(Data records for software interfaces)
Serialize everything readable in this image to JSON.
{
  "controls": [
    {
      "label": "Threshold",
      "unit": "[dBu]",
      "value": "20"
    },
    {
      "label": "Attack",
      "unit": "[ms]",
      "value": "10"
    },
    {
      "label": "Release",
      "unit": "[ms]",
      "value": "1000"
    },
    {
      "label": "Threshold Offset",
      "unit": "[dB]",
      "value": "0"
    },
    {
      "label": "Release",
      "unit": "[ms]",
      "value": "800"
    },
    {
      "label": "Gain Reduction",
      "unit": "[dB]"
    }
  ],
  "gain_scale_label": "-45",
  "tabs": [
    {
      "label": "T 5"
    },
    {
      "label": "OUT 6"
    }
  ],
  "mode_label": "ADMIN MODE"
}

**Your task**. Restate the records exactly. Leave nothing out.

**Answer to the exercise**.
Serialize everything readable in this image to JSON.
{
  "controls": [
    {
      "label": "Threshold",
      "unit": "[dBu]",
      "value": "20"
    },
    {
      "label": "Attack",
      "unit": "[ms]",
      "value": "10"
    },
    {
      "label": "Release",
      "unit": "[ms]",
      "value": "1000"
    },
    {
      "label": "Threshold Offset",
      "unit": "[dB]",
      "value": "0"
    },
    {
      "label": "Release",
      "unit": "[ms]",
      "value": "800"
    },
    {
      "label": "Gain Reduction",
      "unit": "[dB]"
    }
  ],
  "gain_scale_label": "-45",
  "tabs": [
    {
      "label": "T 5"
    },
    {
      "label": "OUT 6"
    }
  ],
  "mode_label": "ADMIN MODE"
}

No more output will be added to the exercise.